The change from winter to spring brings literal and figurative brighter days, which were cause for celebration and reflection during a change of seasons ceremony held at Awen Gathering Circle on Sunday.
James Carpenter, an Indigenous elder, knowledge keeper and traditional healer, led a crowd of Indigenous and non-Indigenous people in the ceremony, teaching them to say hello in Ojibwe and sing a song. The ceremony, as it happened, also fell on the first day of spring.
Carpenter reminded the crowd of the renewal that spring brings in the air, water, land, and spirit.
“It was special to see the greater community of the town come out and support us. It shows the hearts of our community are in the right place,” said Carpenter. “With the first day of spring and some restrictions lifting, to me, it was beautiful.”
The March 20 event was one of the first public ceremonies to take place at the Awen Gathering Circle in Harbourview Park since it was officially opened and dedicated in a ceremony also led by Carpenter.
“I got to teach the greater community a few words, we got to sing a song, and I helped them remember their connection to Mother Earth,” said Carpenter. “I think everyone feels it and knows it, their connection to the air, the water, the land, the spirit, and the sacred fire. It’s important to teach them about spirit and remind them that renewal is on the way.”
Collingwood resident, Muckpaloo Ipeelie, who is Inuk, was one of the organizers of Sunday’s event.

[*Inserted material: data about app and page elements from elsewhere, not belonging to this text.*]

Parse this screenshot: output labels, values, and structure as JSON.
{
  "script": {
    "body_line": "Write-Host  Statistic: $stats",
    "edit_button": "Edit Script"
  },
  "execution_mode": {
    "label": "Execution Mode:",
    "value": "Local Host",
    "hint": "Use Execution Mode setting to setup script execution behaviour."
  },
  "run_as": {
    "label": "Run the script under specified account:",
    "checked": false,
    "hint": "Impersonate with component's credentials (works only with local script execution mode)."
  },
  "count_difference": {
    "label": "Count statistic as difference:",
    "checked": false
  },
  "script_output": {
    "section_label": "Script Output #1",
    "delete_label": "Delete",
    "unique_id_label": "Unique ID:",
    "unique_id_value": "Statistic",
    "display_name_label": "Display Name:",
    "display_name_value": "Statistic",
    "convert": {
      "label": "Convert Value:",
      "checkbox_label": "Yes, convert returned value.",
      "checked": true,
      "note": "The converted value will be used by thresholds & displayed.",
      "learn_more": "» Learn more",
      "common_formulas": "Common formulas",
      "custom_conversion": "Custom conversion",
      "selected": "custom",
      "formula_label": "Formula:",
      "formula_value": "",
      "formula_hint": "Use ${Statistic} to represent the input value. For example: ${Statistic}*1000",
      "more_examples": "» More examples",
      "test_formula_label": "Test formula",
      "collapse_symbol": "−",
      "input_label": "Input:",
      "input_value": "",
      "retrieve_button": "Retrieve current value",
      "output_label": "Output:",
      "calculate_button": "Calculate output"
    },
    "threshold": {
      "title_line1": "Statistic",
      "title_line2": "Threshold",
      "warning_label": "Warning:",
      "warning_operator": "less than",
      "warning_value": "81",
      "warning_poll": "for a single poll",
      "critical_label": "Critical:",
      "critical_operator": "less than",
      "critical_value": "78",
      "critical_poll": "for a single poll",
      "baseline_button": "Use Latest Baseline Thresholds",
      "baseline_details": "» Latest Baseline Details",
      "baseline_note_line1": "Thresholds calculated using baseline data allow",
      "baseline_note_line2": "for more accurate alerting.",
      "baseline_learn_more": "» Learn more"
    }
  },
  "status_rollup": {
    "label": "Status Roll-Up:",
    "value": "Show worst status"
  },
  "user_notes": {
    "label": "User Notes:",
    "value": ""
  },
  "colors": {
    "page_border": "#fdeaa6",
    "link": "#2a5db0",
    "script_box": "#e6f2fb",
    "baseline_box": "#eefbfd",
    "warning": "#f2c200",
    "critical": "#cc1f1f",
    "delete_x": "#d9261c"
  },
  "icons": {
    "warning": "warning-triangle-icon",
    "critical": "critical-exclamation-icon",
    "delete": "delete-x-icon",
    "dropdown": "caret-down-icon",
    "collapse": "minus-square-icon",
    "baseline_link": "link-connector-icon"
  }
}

She started a Facebook page called Collingwood Indigenous Circle and joined the town’s Unity Collective, and has made it a personal goal to help facilitate more gatherings for Indigenous people living in Collingwood.
“We have been yearning for this connection for a long time,” said Ipeelie as she introduced the ceremony on Sunday “Today is also a celebration that we have found each other here in Collingwood.”
This was the first in-person event she organized for the Circle, with help from town staff, Carpenter, and the Unity Collective.
“Yesterday was a very symbolic day for several reasons,” said Ipeelie in an interview Monday with CollingwoodToday. “First because of the change of seasons, and secondly because we are turning a new leaf as Indigenous people in Collingwood.”
She noted there were members of town staff and council there to take part in the ceremony.
“These are people involved in making Collingwood more inclusive and they were able to see how many Indigenous people were there, that was important for me,” said Ipeelie.
Carpenter, who has led ceremonies at the gathering circle and offered teaching at formal town events, said he is proud of the town of Collingwood for building the gathering circle and for the hard work being done to be inclusive to First Nations.
“The town’s always been open to the idea of wanting to learn and share,” said Carpenter. “What better way to share in your community than by loving your community? And the town does love their community, or else [the Awen Circle] wouldn’t be there.”
The day has encouraged Ipeelie, who met several Indigenous people living in Collingwood and received many offers of help to organize future events and outreaches.
There will be another event on June 21, which will include an unveiling for Inuit culture. More details will be announced soon.